The big problem with the system of republics is the constant infighting. Since their vision is so narrow, when there is an attack from an external enemy, these republics don't unite and offer resistance. It is for this reason an empire is necessary. But the problem with a kingdom or an empire is that the local and regional identities don't survive. An ideal kingdom should lay stress on the local as well as the pan national aspects. But how can this be achieved? This is indeed a big problem even in modern times.
There was a certain amount of misrule and evil during the reign of the Nandas. A powerful force awoke that would destroy all that evil from the past. That was Chandragupta Maurya. What we know from our written history – and commonly agreed upon – is that Chandragupta was a great example for the brilliance of kshaatra. There are many accounts of this in Jaina, Bauddha, and Hindu – Sanatana Dharmic – literature.
The Indian Councils Act of 1909 (popularly known as the Morley-Minto reforms) gave the Muslims of India a separate electorate. This was a strategy of the British to create a further rift between the Hindus and Muslims, which had already begun in 1905 when Bengal was partitioned on religious lines. Sharply criticizing this development, Aurobindo wrote (emphasis mine):
As a remarkable patriot, thinker, and visionary, Sri Aurobindo’s contributions to India are priceless. Unlike other patriots and leaders of his generation, it was in spite of his upbringing that Sri Aurobindo turned out to be such a devoted son to Mother India.
Enamored by the British, Aurobindo’s father Dr. Krishna Dhun Ghose did everything within his power to make his children grow up to be Englishmen. His dream was for his children to enter the Indian Civil Service and so the entire family moved to England in 1879, when Aurobindo was just 7.
The Influence of Alexander
When a great emperor decentralizes a vast kingdom, if he doesn’t use his absolute sovereignty to establish friendly relationships and maintain constant communication with all the regions, if he doesn’t keep his eyes and ears open all the time, his empire will collapse. We get examples for this in Ashoka’s time itself. Why, even in the case of the ambitious Alexander who set out to conquer the world and establish an enormous empire, his sovereignty had an untimely end.
The Magadha Kingdom
One of the greatest losses of the so-called Dravidian discourse in Tamil Nadu is the loss of a number of Hindu devatas or deities in the civilizational consciousness of the Tamils. More pointedly, the cultural-heritage-loss that accompanied this devata loss has in many cases become irreversible. To restate the obvious, most ancient and medieval era temples in Tamil Nadu today have become dens of corruption, squalor, and pettiness at all levels. This rampant degradation continues unchecked.

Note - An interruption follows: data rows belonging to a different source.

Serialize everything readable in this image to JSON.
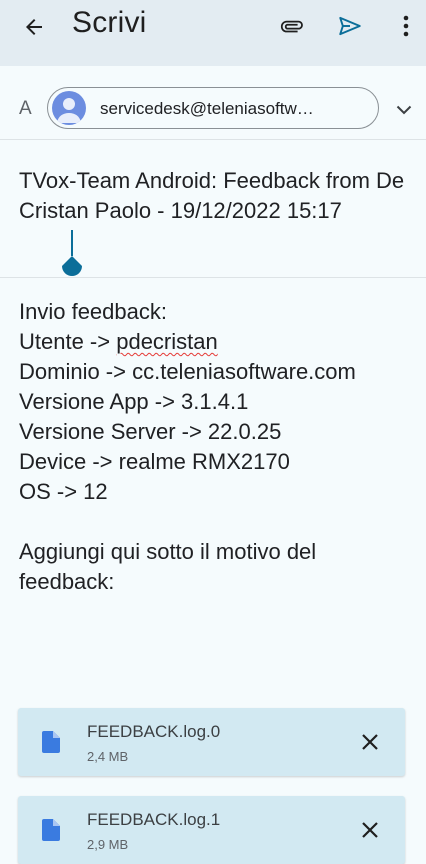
{
  "appbar": {
    "title": "Scrivi",
    "back_icon": "arrow-left-icon",
    "attach_icon": "paperclip-icon",
    "send_icon": "send-icon",
    "more_icon": "more-vertical-icon",
    "accent": "#0b6e99"
  },
  "recipient": {
    "label": "A",
    "email": "servicedesk@teleniasoftw…",
    "expand_icon": "chevron-down-icon"
  },
  "subject": {
    "text": "TVox-Team Android: Feedback from De Cristan Paolo - 19/12/2022 15:17"
  },
  "body": {
    "lines": [
      "Invio feedback:",
      "Utente -> pdecristan",
      "Dominio -> cc.teleniasoftware.com",
      "Versione App -> 3.1.4.1",
      "Versione Server -> 22.0.25",
      "Device -> realme RMX2170",
      "OS -> 12",
      "",
      "Aggiungi qui sotto il motivo del",
      "feedback:"
    ],
    "utente_prefix": "Utente -> ",
    "utente_value": "pdecristan"
  },
  "attachments": [
    {
      "name": "FEEDBACK.log.0",
      "size": "2,4 MB",
      "icon": "file-icon",
      "remove_icon": "close-icon"
    },
    {
      "name": "FEEDBACK.log.1",
      "size": "2,9 MB",
      "icon": "file-icon",
      "remove_icon": "close-icon"
    }
  ]
}
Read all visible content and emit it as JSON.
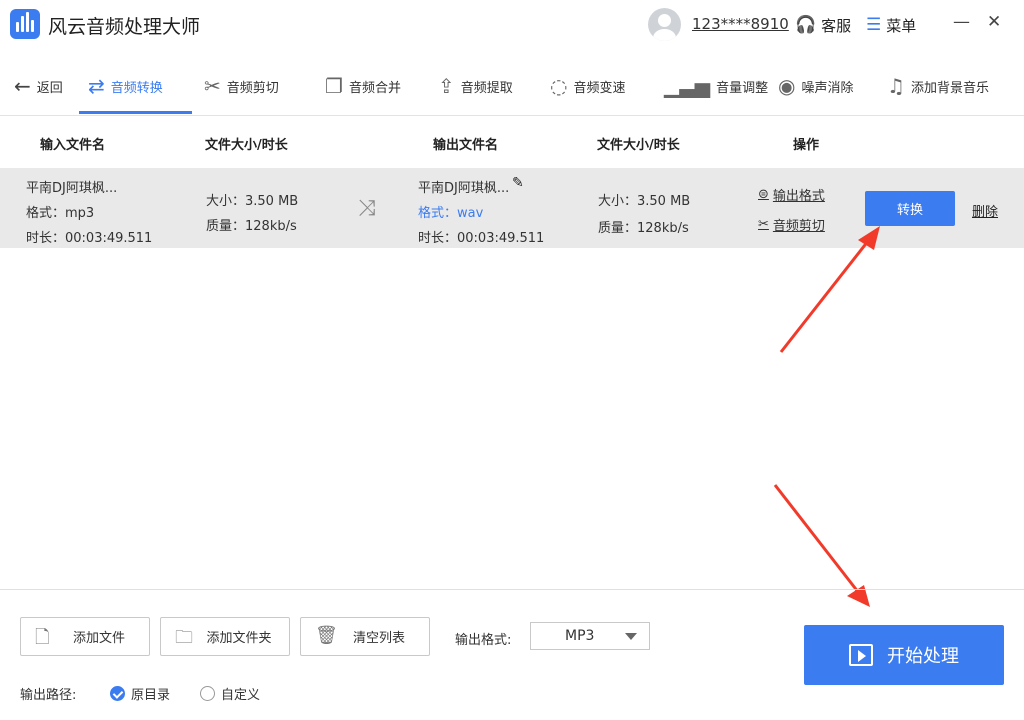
{
  "app": {
    "title": "风云音频处理大师",
    "user_id": "123****8910",
    "service_label": "客服",
    "menu_label": "菜单"
  },
  "toolbar": {
    "back": "返回",
    "items": [
      "音频转换",
      "音频剪切",
      "音频合并",
      "音频提取",
      "音频变速",
      "音量调整",
      "噪声消除",
      "添加背景音乐"
    ],
    "active_index": 0
  },
  "table": {
    "headers": [
      "输入文件名",
      "文件大小/时长",
      "输出文件名",
      "文件大小/时长",
      "操作"
    ],
    "rows": [
      {
        "input_name": "平南DJ阿琪枫...",
        "input_format": "格式：mp3",
        "input_duration": "时长：00:03:49.511",
        "input_size": "大小：3.50 MB",
        "input_quality": "质量：128kb/s",
        "output_name": "平南DJ阿琪枫...",
        "output_format": "格式：wav",
        "output_duration": "时长：00:03:49.511",
        "output_size": "大小：3.50 MB",
        "output_quality": "质量：128kb/s",
        "op_format": "输出格式",
        "op_cut": "音频剪切",
        "convert_label": "转换",
        "delete_label": "删除"
      }
    ]
  },
  "footer": {
    "add_file": "添加文件",
    "add_folder": "添加文件夹",
    "clear_list": "清空列表",
    "output_format_label": "输出格式:",
    "output_format_value": "MP3",
    "output_path_label": "输出路径:",
    "path_options": [
      "原目录",
      "自定义"
    ],
    "path_selected": 0,
    "start_label": "开始处理"
  },
  "colors": {
    "accent": "#3b7cf0",
    "annotation_arrow": "#f23a2a"
  }
}
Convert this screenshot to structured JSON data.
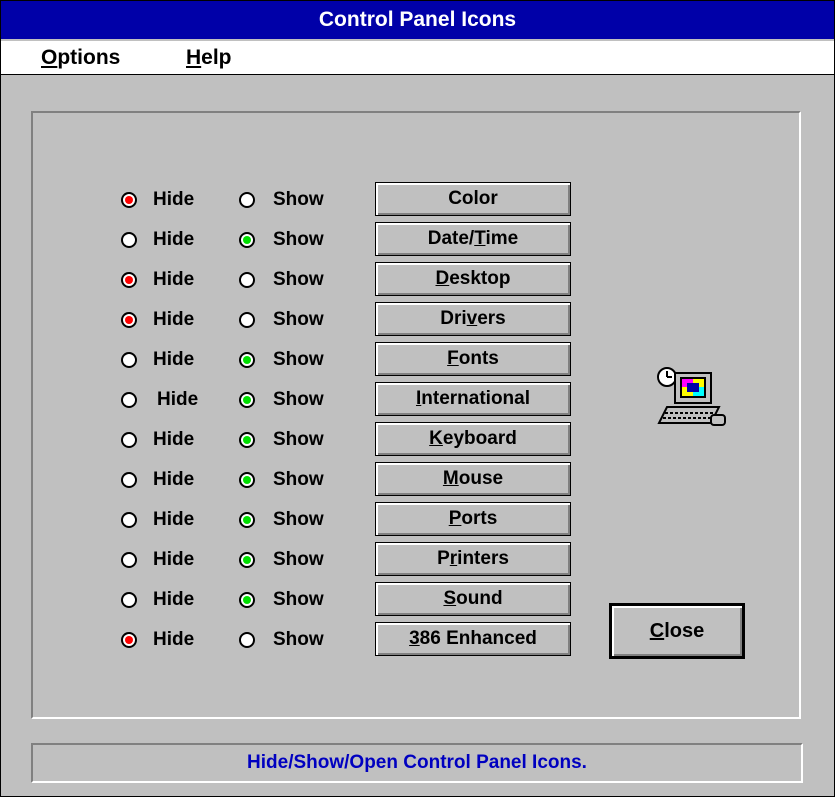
{
  "window": {
    "title": "Control Panel Icons"
  },
  "menu": {
    "options": {
      "mnemonic": "O",
      "rest": "ptions"
    },
    "help": {
      "mnemonic": "H",
      "rest": "elp"
    }
  },
  "radio_labels": {
    "hide": "Hide",
    "show": "Show"
  },
  "items": [
    {
      "pre": "C",
      "ul": "",
      "post": "olor",
      "state": "hide"
    },
    {
      "pre": "Date/",
      "ul": "T",
      "post": "ime",
      "state": "show"
    },
    {
      "pre": "",
      "ul": "D",
      "post": "esktop",
      "state": "hide"
    },
    {
      "pre": "Dri",
      "ul": "v",
      "post": "ers",
      "state": "hide"
    },
    {
      "pre": "",
      "ul": "F",
      "post": "onts",
      "state": "show"
    },
    {
      "pre": "",
      "ul": "I",
      "post": "nternational",
      "state": "show"
    },
    {
      "pre": "",
      "ul": "K",
      "post": "eyboard",
      "state": "show"
    },
    {
      "pre": "",
      "ul": "M",
      "post": "ouse",
      "state": "show"
    },
    {
      "pre": "",
      "ul": "P",
      "post": "orts",
      "state": "show"
    },
    {
      "pre": "P",
      "ul": "r",
      "post": "inters",
      "state": "show"
    },
    {
      "pre": "",
      "ul": "S",
      "post": "ound",
      "state": "show"
    },
    {
      "pre": "",
      "ul": "3",
      "post": "86 Enhanced",
      "state": "hide"
    }
  ],
  "close_button": {
    "mnemonic": "C",
    "rest": "lose"
  },
  "status": {
    "text": "Hide/Show/Open Control Panel Icons."
  },
  "icons": {
    "app": "control-panel-computer-icon"
  },
  "colors": {
    "title_bar": "#0000a8",
    "hide_selected": "#ff0000",
    "show_selected": "#00e000",
    "status_text": "#0000c0",
    "face": "#c0c0c0"
  }
}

Now from the Vedas, Itihasas, and Puranas, we come to the era of reality. As such, there is no separate demarcation that separates our ancient texts from history. All the details of the lineage of kings that we find in the Vedas are part of history. For example, an ancient king who is mentioned in the Vedas is Divodasa. His son was Sudasa. The purohita of Sudasa was Vasishta. The Rigveda speaks about the Battle of Ten Kings (दाशराज्ञयुद्ध), in which ten kings combined forces under the guidance of Vishwamitra and attacked Sudasa.
In the previous part of this essay, I traced the origin of the Mackenzie Manuscripts to Col. Colin Mackenzie discovering his life’s mission after his interactions with the Madurai Brahmins whose learning was prolific, vast, deep and multifaceted, and concluded with a mention briefly of their contents.